EXERCISE OBJECTIVE: Every single entry below should be reproduced verbatim.

(Data records for software interfaces)
┄┄┄┄┄┄┄┄┄┄
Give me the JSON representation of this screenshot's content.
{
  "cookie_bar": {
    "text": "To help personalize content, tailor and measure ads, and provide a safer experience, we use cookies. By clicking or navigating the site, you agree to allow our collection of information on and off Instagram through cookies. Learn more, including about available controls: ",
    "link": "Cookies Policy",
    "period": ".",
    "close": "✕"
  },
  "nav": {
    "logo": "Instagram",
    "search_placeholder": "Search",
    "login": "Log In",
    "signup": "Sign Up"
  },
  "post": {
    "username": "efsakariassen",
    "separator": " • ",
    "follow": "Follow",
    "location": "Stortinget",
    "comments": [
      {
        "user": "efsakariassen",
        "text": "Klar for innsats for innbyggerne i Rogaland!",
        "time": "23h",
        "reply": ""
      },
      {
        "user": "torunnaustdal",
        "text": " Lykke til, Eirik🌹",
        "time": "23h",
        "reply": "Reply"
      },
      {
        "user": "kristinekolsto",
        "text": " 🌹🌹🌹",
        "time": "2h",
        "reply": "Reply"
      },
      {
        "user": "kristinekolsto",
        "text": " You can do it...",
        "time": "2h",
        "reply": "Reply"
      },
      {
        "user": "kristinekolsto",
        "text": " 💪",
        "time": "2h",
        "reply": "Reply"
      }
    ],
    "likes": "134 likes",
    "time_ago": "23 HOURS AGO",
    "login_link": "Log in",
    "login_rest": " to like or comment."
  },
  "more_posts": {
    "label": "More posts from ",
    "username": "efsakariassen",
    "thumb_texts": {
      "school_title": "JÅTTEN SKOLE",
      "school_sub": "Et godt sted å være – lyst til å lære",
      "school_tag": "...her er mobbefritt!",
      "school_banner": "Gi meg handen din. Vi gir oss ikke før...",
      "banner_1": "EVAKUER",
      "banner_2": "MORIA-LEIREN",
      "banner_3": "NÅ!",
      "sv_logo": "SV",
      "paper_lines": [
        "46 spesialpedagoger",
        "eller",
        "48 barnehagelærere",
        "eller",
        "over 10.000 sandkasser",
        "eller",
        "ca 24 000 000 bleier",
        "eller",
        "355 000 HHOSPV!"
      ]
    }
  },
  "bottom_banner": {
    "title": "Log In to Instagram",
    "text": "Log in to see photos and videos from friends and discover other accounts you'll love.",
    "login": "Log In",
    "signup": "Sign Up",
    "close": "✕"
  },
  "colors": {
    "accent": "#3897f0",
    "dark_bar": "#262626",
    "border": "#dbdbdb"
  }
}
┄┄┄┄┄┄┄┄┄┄
SOLUTION TO THIS TASK:
Give me the JSON representation of this screenshot's content.
{
  "cookie_bar": {
    "text": "To help personalize content, tailor and measure ads, and provide a safer experience, we use cookies. By clicking or navigating the site, you agree to allow our collection of information on and off Instagram through cookies. Learn more, including about available controls: ",
    "link": "Cookies Policy",
    "period": ".",
    "close": "✕"
  },
  "nav": {
    "logo": "Instagram",
    "search_placeholder": "Search",
    "login": "Log In",
    "signup": "Sign Up"
  },
  "post": {
    "username": "efsakariassen",
    "separator": " • ",
    "follow": "Follow",
    "location": "Stortinget",
    "comments": [
      {
        "user": "efsakariassen",
        "text": "Klar for innsats for innbyggerne i Rogaland!",
        "time": "23h",
        "reply": ""
      },
      {
        "user": "torunnaustdal",
        "text": " Lykke til, Eirik🌹",
        "time": "23h",
        "reply": "Reply"
      },
      {
        "user": "kristinekolsto",
        "text": " 🌹🌹🌹",
        "time": "2h",
        "reply": "Reply"
      },
      {
        "user": "kristinekolsto",
        "text": " You can do it...",
        "time": "2h",
        "reply": "Reply"
      },
      {
        "user": "kristinekolsto",
        "text": " 💪",
        "time": "2h",
        "reply": "Reply"
      }
    ],
    "likes": "134 likes",
    "time_ago": "23 HOURS AGO",
    "login_link": "Log in",
    "login_rest": " to like or comment."
  },
  "more_posts": {
    "label": "More posts from ",
    "username": "efsakariassen",
    "thumb_texts": {
      "school_title": "JÅTTEN SKOLE",
      "school_sub": "Et godt sted å være – lyst til å lære",
      "school_tag": "...her er mobbefritt!",
      "school_banner": "Gi meg handen din. Vi gir oss ikke før...",
      "banner_1": "EVAKUER",
      "banner_2": "MORIA-LEIREN",
      "banner_3": "NÅ!",
      "sv_logo": "SV",
      "paper_lines": [
        "46 spesialpedagoger",
        "eller",
        "48 barnehagelærere",
        "eller",
        "over 10.000 sandkasser",
        "eller",
        "ca 24 000 000 bleier",
        "eller",
        "355 000 HHOSPV!"
      ]
    }
  },
  "bottom_banner": {
    "title": "Log In to Instagram",
    "text": "Log in to see photos and videos from friends and discover other accounts you'll love.",
    "login": "Log In",
    "signup": "Sign Up",
    "close": "✕"
  },
  "colors": {
    "accent": "#3897f0",
    "dark_bar": "#262626",
    "border": "#dbdbdb"
  }
}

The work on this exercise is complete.